Panama wins UN Security Council seat
Panama received 164 votes in the 192-member General Assembly, more than the 120 needed to win the council membership.india Updated: Nov 08, 2006 11:54 IST
Panama has been elected on the UN Security Council to a two-year term after being chosen as a compromise candidate by the 34-member group of Latin American and Caribbean nations to end the stalemated contest for the seat between Guatemala and Venezuela.
In the balloting held on Tuesday, Panama received 164 votes in the 192-member General Assembly, more than the 120 needed to win the council membership whose term begins on January 1.
Venezuela got 11 votes, Guatemala four and Barbados one.

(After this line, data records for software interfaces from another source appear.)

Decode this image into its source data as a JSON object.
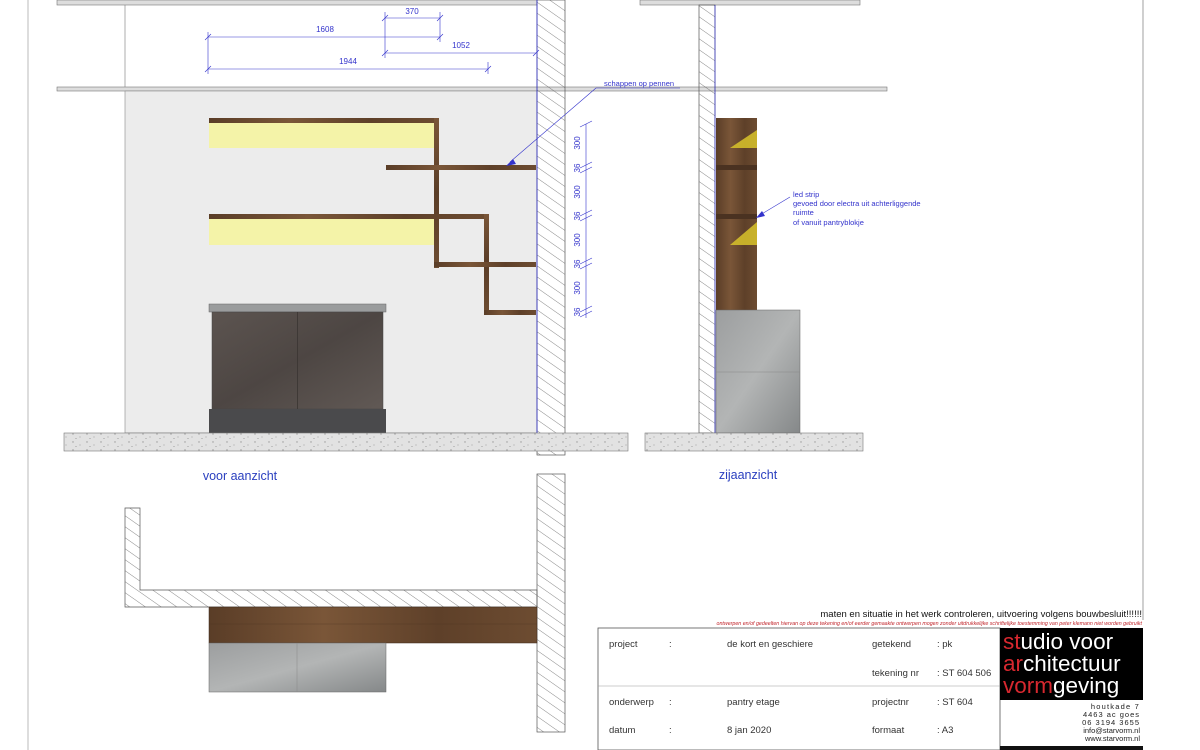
{
  "dimensions": {
    "top": [
      "370",
      "1608",
      "1052",
      "1944"
    ],
    "vertical": [
      "300",
      "36",
      "300",
      "36",
      "300",
      "36",
      "300",
      "36"
    ]
  },
  "annotations": {
    "shelves": "schappen op pennen",
    "led_lines": [
      "led strip",
      "gevoed door electra uit achterliggende",
      "ruimte",
      "of vanuit pantryblokje"
    ]
  },
  "views": {
    "front": "voor aanzicht",
    "side": "zijaanzicht"
  },
  "notice": {
    "warning": "maten en situatie in het werk controleren, uitvoering volgens bouwbesluit!!!!!!",
    "copyright": "ontwerpen en/of gedeelten hiervan op deze tekening en/of eerder gemaakte ontwerpen mogen zonder uitdrukkelijke schriftelijke toestemming van peter klemann niet worden gebruikt"
  },
  "title_block": {
    "rows": [
      {
        "label": "project",
        "colon": ":",
        "value": "de kort en geschiere",
        "label2": "getekend",
        "value2": ": pk"
      },
      {
        "label": "",
        "colon": "",
        "value": "",
        "label2": "tekening nr",
        "value2": ": ST 604 506"
      },
      {
        "label": "onderwerp",
        "colon": ":",
        "value": "pantry etage",
        "label2": "projectnr",
        "value2": ": ST 604"
      },
      {
        "label": "datum",
        "colon": ":",
        "value": "8 jan 2020",
        "label2": "formaat",
        "value2": ": A3"
      }
    ]
  },
  "logo": {
    "lines": [
      {
        "accent": "st",
        "rest": "udio voor"
      },
      {
        "accent": "ar",
        "rest": "chitectuur"
      },
      {
        "accent": "vorm",
        "rest": "geving"
      }
    ],
    "address": [
      "houtkade 7",
      "4463 ac goes",
      "06 3194 3655",
      "info@starvorm.nl",
      "www.starvorm.nl"
    ]
  },
  "colors": {
    "accent_red": "#d7282f",
    "dimension_blue": "#3333cc",
    "wood": "#6b4a30",
    "led_yellow": "#f4f3a8",
    "concrete": "#8d8f90"
  }
}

There were nine abstentions.
"The ambassador of Guatemala thanked the members of the Assembly for their patience and congratulated the people and government of Panama," Assembly spokeswoman Gail Bindley-Taylor Sainte told a news briefing.
Venezuela's ambassador also thanked the Assembly for "support and understanding," she said, adding that he voiced his hope of Panama being an independent, impartial and balanced member of the Security Council.
Yesterday's vote came after the foreign ministers of Guatemala and Venezuela decided to withdraw their candidatures at a meeting in New York late last week and proposed Panama on behalf of the group.
Guatemala had maintained its lead over Venezuela throughout the earlier voting, except in one tie vote, but couldn't reach the necessary two-thirds majority to serve as the region's member, replacing Argentina.
In the 47th round held a week ago, when 122 votes would have been enough to secure victory, Guatemala obtained 101 votes, Venezuela 78, Barbados, Ecuador and Uruguay received one each.
There were seven abstentions. Panama's victory came in the 48th ballot round.
The result was announced by General Assembly President Sheikha Haya Rashed Khalifa who was delighted over the election of all the five new members of the Security Council
At the start of the balloting on October 16, Assembly members following an agreed geographic allocation elected Belgium, Indonesia, Italy and South Africa to serve as the new non-permanent members replacing Denmark, Greece, Japan and Tanzania at the end of their term on December 31.
The Council's five other non-permanent members, whose terms end on December 31, are Congo, Ghana, Peru, Qatar and Slovakia.
The five permanent members--the only ones with veto power-- are China, France, Russia, Britain and the United States.